(Data to process begins)
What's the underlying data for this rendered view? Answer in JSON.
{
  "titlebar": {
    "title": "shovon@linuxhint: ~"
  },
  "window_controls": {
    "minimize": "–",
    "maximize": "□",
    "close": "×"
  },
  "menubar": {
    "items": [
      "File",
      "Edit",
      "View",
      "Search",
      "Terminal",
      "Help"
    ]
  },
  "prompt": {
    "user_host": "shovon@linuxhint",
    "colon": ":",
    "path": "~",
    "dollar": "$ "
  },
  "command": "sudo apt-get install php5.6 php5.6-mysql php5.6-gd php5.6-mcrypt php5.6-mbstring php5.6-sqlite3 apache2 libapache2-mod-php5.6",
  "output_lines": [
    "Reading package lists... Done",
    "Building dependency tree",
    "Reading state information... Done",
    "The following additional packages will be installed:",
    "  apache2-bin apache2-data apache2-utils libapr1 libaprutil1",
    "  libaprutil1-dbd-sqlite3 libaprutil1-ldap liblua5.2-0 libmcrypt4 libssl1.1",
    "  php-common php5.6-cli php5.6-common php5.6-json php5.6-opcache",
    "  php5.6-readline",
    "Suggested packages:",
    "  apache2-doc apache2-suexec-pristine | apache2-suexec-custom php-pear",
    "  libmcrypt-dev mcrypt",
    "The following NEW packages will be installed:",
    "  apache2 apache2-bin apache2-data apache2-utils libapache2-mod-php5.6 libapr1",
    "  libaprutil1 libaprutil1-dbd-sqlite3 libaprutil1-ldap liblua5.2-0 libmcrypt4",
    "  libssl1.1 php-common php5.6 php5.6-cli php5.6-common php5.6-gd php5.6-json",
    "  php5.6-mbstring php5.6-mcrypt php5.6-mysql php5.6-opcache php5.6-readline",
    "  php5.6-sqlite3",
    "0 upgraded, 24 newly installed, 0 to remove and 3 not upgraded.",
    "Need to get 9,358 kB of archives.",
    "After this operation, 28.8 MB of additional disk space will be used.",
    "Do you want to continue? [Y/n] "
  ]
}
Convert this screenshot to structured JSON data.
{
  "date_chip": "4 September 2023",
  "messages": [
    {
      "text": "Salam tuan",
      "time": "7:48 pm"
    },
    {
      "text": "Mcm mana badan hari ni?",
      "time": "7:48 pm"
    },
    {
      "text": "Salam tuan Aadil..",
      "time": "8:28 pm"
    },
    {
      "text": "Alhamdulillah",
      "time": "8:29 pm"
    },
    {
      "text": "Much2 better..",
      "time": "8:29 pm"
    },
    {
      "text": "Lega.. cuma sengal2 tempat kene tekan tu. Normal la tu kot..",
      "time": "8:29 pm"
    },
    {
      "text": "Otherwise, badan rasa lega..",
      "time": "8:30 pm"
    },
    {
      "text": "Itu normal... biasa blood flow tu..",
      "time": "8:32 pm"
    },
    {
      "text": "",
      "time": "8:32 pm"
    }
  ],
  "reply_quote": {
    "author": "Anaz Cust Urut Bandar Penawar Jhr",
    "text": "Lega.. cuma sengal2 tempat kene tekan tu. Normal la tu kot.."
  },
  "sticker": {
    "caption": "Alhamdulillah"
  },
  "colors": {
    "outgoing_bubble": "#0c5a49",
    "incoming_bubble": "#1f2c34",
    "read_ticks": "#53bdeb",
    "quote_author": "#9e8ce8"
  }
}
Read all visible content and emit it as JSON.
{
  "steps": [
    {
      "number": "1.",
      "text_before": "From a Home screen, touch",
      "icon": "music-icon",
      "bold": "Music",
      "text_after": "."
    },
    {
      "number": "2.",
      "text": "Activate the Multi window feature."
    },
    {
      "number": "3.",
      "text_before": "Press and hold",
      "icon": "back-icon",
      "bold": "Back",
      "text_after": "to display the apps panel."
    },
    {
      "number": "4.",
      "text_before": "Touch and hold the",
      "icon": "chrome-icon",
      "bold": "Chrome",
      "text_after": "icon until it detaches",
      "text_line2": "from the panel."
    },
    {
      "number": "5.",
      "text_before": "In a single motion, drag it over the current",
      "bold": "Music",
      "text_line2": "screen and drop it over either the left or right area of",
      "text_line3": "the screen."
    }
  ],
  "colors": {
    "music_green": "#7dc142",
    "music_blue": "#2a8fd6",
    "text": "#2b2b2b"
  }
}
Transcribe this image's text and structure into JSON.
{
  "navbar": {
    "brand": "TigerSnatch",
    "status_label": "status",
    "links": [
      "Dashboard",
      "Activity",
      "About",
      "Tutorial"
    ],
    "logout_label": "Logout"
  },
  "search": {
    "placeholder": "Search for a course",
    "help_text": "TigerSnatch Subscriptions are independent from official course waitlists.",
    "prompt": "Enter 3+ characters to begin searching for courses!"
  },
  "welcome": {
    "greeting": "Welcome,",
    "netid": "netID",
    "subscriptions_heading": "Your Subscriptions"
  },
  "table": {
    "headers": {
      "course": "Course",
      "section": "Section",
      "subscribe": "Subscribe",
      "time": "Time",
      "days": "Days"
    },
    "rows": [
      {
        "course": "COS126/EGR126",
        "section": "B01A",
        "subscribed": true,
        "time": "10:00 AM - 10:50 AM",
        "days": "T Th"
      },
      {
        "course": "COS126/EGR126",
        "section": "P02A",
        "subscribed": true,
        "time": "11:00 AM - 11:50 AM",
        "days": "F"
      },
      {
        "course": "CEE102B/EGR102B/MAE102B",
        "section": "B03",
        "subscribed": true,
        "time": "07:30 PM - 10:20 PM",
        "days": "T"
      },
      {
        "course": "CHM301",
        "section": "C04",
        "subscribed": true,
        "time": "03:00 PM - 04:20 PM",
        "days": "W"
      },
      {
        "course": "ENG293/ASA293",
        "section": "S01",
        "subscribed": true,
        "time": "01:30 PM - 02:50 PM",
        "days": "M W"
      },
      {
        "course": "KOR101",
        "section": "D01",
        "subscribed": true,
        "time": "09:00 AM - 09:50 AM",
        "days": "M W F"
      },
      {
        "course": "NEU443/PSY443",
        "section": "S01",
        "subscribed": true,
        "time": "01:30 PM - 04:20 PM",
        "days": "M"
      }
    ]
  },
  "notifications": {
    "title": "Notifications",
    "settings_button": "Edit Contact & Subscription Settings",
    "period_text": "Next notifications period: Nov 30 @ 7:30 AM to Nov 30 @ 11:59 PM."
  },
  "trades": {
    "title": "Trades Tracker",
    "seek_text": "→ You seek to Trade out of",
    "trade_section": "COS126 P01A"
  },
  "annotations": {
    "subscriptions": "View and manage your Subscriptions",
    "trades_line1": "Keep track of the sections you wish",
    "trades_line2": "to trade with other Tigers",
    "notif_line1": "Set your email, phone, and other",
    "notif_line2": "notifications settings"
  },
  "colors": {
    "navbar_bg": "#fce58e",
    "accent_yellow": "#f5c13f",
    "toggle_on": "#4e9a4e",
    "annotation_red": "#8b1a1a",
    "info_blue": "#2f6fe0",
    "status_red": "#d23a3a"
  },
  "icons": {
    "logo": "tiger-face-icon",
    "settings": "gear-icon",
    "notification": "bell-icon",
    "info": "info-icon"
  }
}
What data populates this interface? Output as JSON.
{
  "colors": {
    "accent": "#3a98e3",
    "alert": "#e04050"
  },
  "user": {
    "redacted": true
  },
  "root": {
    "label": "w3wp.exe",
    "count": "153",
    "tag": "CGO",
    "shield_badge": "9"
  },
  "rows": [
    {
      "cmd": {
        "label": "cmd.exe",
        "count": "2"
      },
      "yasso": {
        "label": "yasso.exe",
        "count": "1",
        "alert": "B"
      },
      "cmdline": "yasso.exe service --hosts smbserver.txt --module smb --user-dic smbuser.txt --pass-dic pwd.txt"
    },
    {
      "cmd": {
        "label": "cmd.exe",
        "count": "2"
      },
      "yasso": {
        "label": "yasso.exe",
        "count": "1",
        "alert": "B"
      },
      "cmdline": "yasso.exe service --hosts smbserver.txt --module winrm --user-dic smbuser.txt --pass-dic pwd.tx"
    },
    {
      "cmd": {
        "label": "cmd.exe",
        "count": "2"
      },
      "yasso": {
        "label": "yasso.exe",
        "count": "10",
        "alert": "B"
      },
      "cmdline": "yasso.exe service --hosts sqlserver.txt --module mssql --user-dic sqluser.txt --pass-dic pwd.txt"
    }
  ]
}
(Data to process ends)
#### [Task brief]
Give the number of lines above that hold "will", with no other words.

#### [Your solution]
3